“Focal Point” and “Negative Space”…read anything on the topic of design and you’re likely to see those words. As I’ve visited, and photographed, other people’s gardens I’ve noticed how an empty container, placed just so, seems to act as both; a focal point and negative space. At least to my way of seeing, and of course it’s only negative space when it’s left empty, something I don’t seem capable of doing (see a pot = put a plant in it).

This bright orange/red container makes a great focal point, and since it’s placed at the convergence of several paths it also acts as a sort of  wayfinding device.
Kuzma Garden 2014 2

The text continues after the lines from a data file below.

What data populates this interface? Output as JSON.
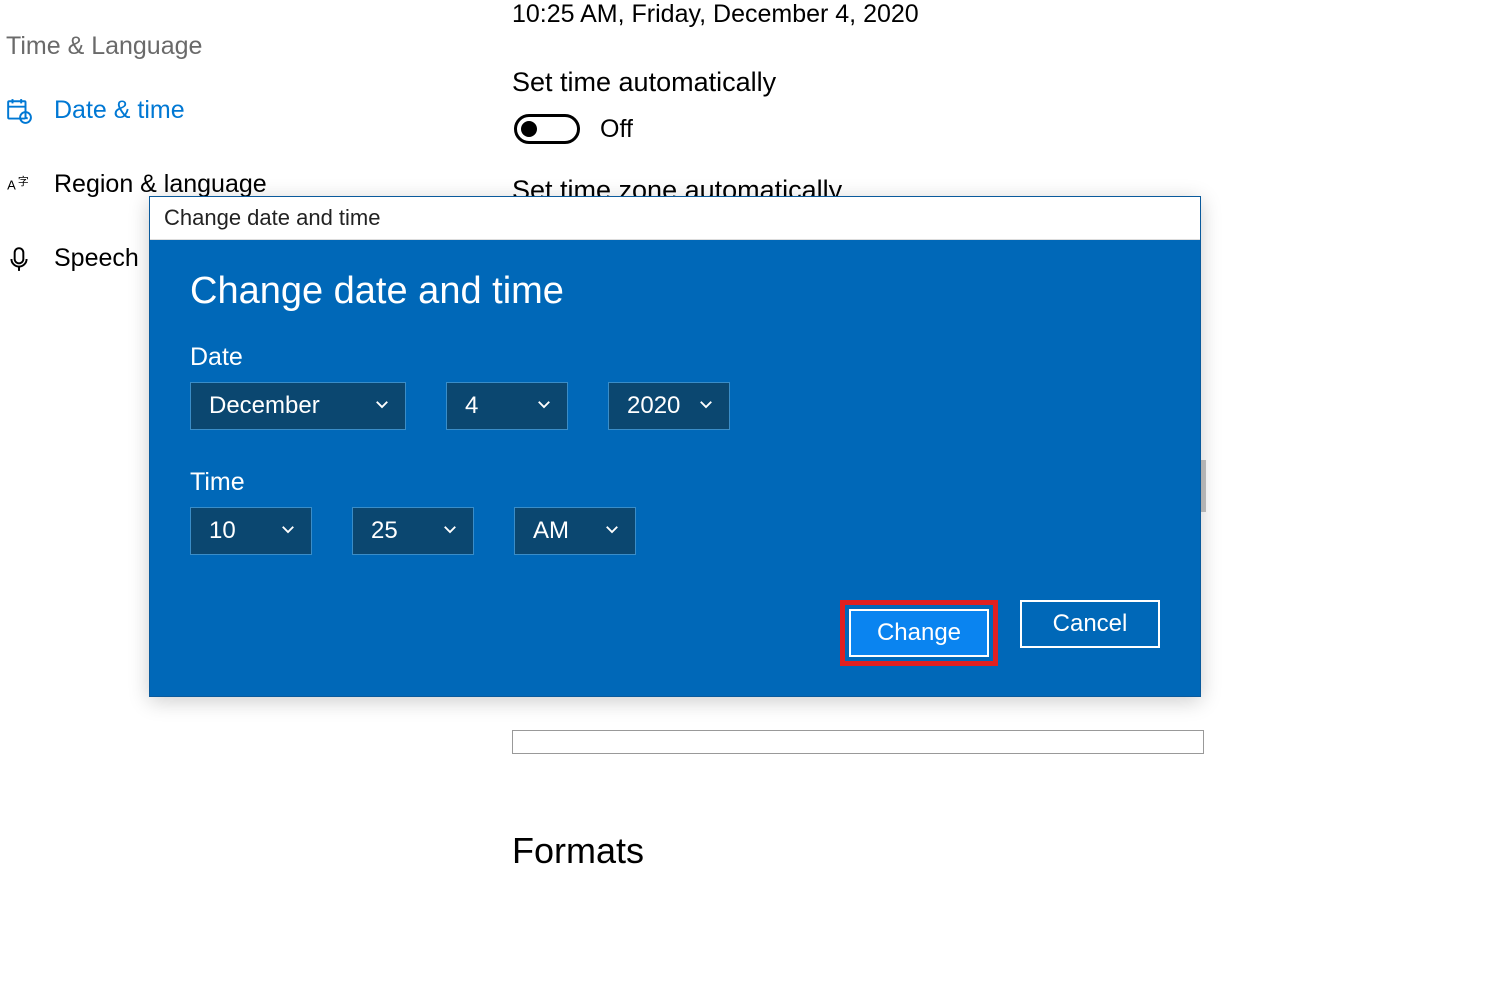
{
  "header": {
    "current_datetime": "10:25 AM, Friday, December 4, 2020",
    "section": "Time & Language"
  },
  "nav": {
    "date_time": "Date & time",
    "region_language": "Region & language",
    "speech": "Speech"
  },
  "settings": {
    "set_time_auto_label": "Set time automatically",
    "set_time_auto_state": "Off",
    "set_tz_auto_label": "Set time zone automatically",
    "formats_heading": "Formats"
  },
  "dialog": {
    "titlebar": "Change date and time",
    "heading": "Change date and time",
    "date_label": "Date",
    "time_label": "Time",
    "month": "December",
    "day": "4",
    "year": "2020",
    "hour": "10",
    "minute": "25",
    "ampm": "AM",
    "change_btn": "Change",
    "cancel_btn": "Cancel"
  }
}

And it wouldn’t be nearly as dramatic had it had been planted up.
Kuzma Garden 2014 3

The openness of this front courtyard is less overpowering when your eye has a large blue urn to rest on.
Kuzma Garden 2014 1

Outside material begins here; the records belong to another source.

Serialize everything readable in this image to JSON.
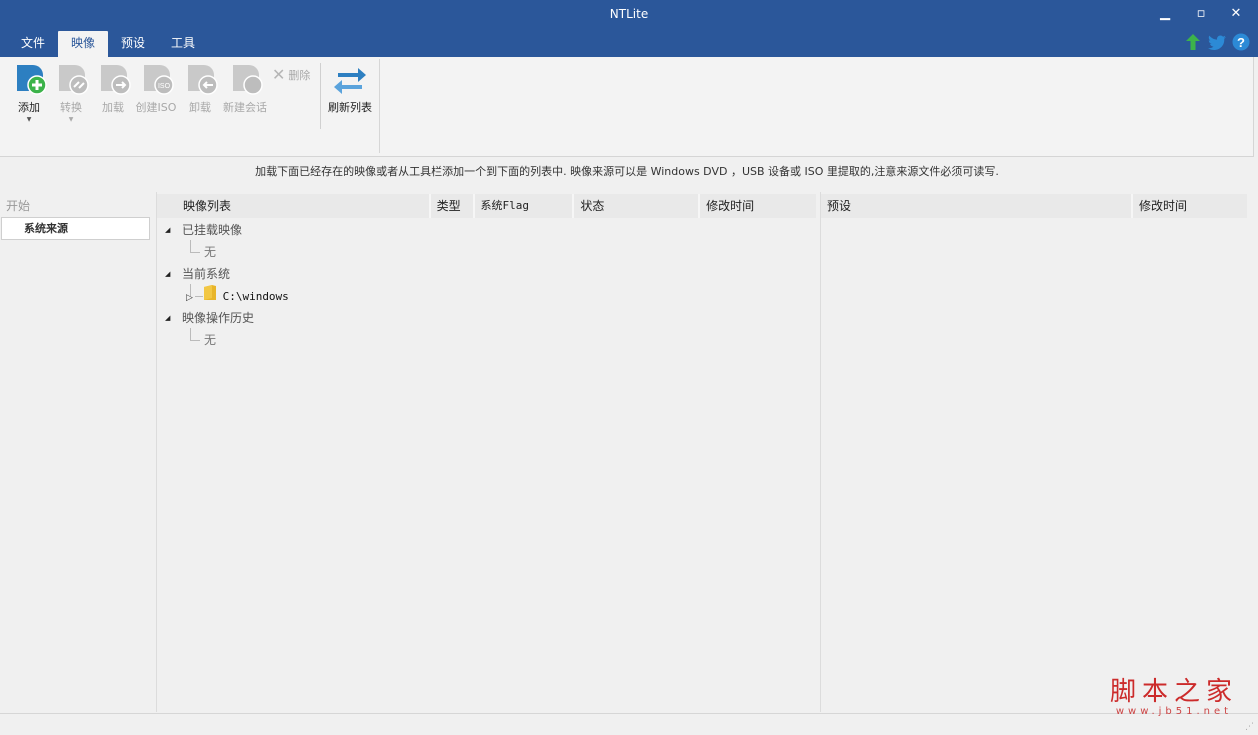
{
  "window": {
    "title": "NTLite",
    "minimize_icon": "minimize-icon",
    "maximize_icon": "maximize-icon",
    "close_icon": "close-icon"
  },
  "tabs": [
    {
      "label": "文件",
      "active": false
    },
    {
      "label": "映像",
      "active": true
    },
    {
      "label": "预设",
      "active": false
    },
    {
      "label": "工具",
      "active": false
    }
  ],
  "top_icons": [
    "update-arrow-icon",
    "twitter-icon",
    "help-icon"
  ],
  "ribbon": {
    "add": "添加",
    "convert": "转换",
    "load": "加载",
    "create_iso": "创建ISO",
    "unload": "卸载",
    "new_session": "新建会话",
    "delete": "删除",
    "refresh": "刷新列表"
  },
  "info_text": "加载下面已经存在的映像或者从工具栏添加一个到下面的列表中. 映像来源可以是 Windows DVD ，USB 设备或 ISO 里提取的,注意来源文件必须可读写.",
  "nav": {
    "start": "开始",
    "source": "系统来源"
  },
  "image_list": {
    "columns": [
      "映像列表",
      "类型",
      "系统Flag",
      "状态",
      "修改时间"
    ],
    "groups": [
      {
        "label": "已挂载映像",
        "children": [
          "无"
        ]
      },
      {
        "label": "当前系统",
        "children": [
          "C:\\windows"
        ]
      },
      {
        "label": "映像操作历史",
        "children": [
          "无"
        ]
      }
    ]
  },
  "presets": {
    "columns": [
      "预设",
      "修改时间"
    ]
  },
  "watermark": {
    "logo": "脚本之家",
    "url": "www.jb51.net"
  },
  "colors": {
    "titlebar": "#2b579a",
    "ribbon": "#f3f3f3",
    "accent_green": "#3cb34a",
    "accent_blue": "#2c8ad6"
  }
}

Here a smaller urn, partially obscured, gives you the feeling there might be more to this corner than meets the eye.
Kuzma Garden 2014 4

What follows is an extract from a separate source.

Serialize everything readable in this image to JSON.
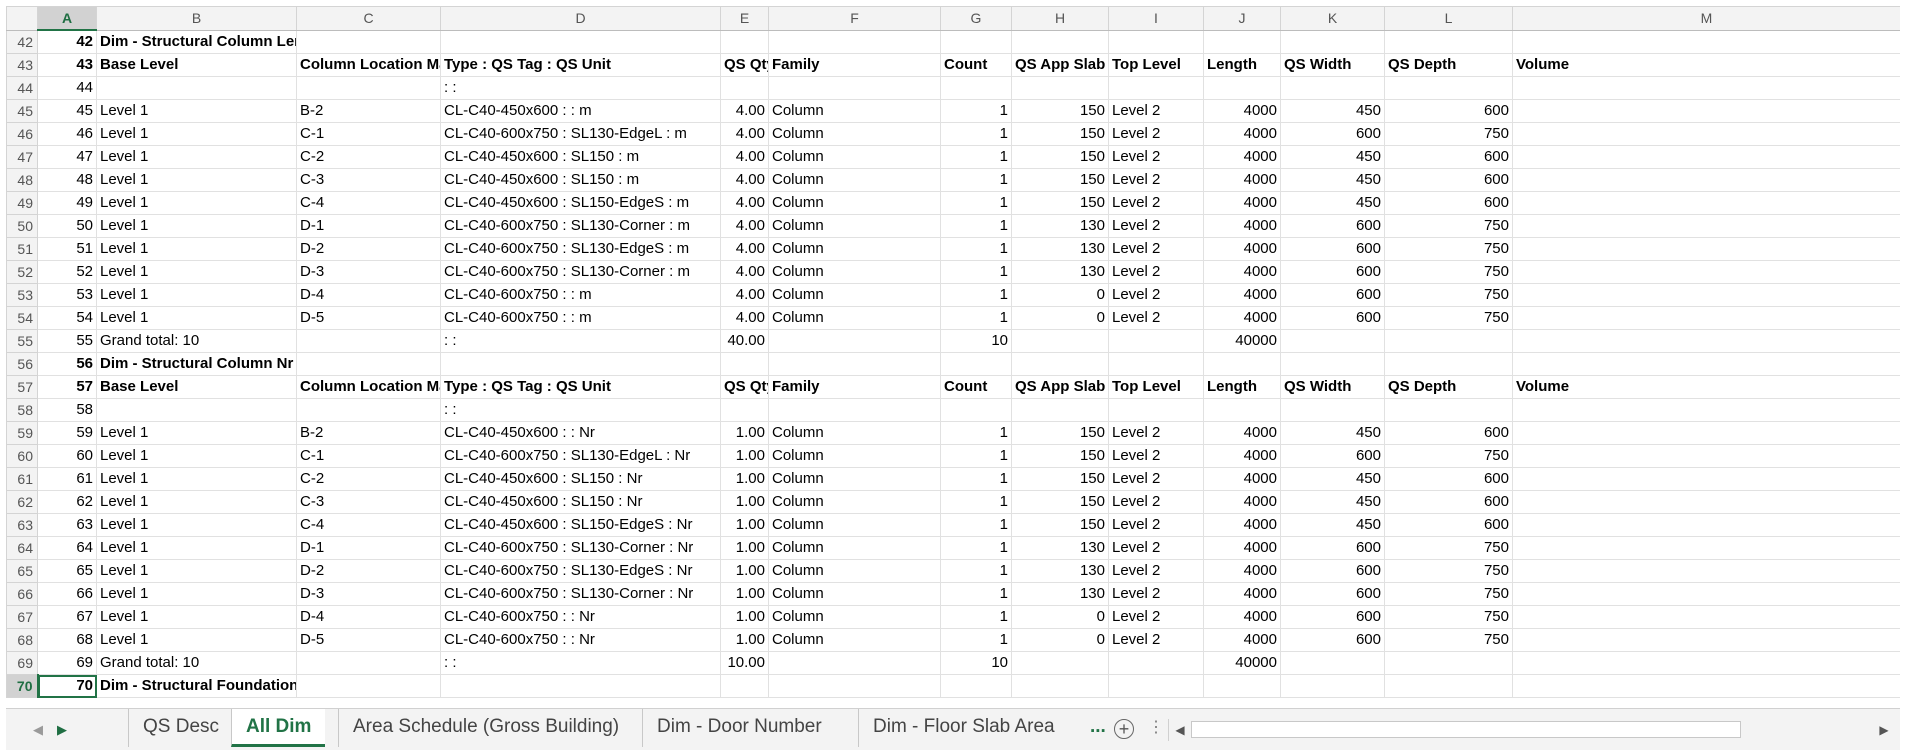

I haven’t always understood, or appreciated, the empty container. I thought them to be a little pretentious and artificial.
Wakefield 2014

I’m not sure what finally opened my eyes to their magic.
Daniels 2014

This unglazed terracotta urn proves the color of clay can be just as powerful as an arresting red or bright blue.
Testa-Vought Garden 2013

And plain cement (or a light-weight version of) can be just as polished.
Rondone 2013

And empty doesn’t have to mean there isn’t any plant life in (on) the container.
Kalbfleisch.Matteucci 2014

Since you might be wondering about some of the plants near those empty containers…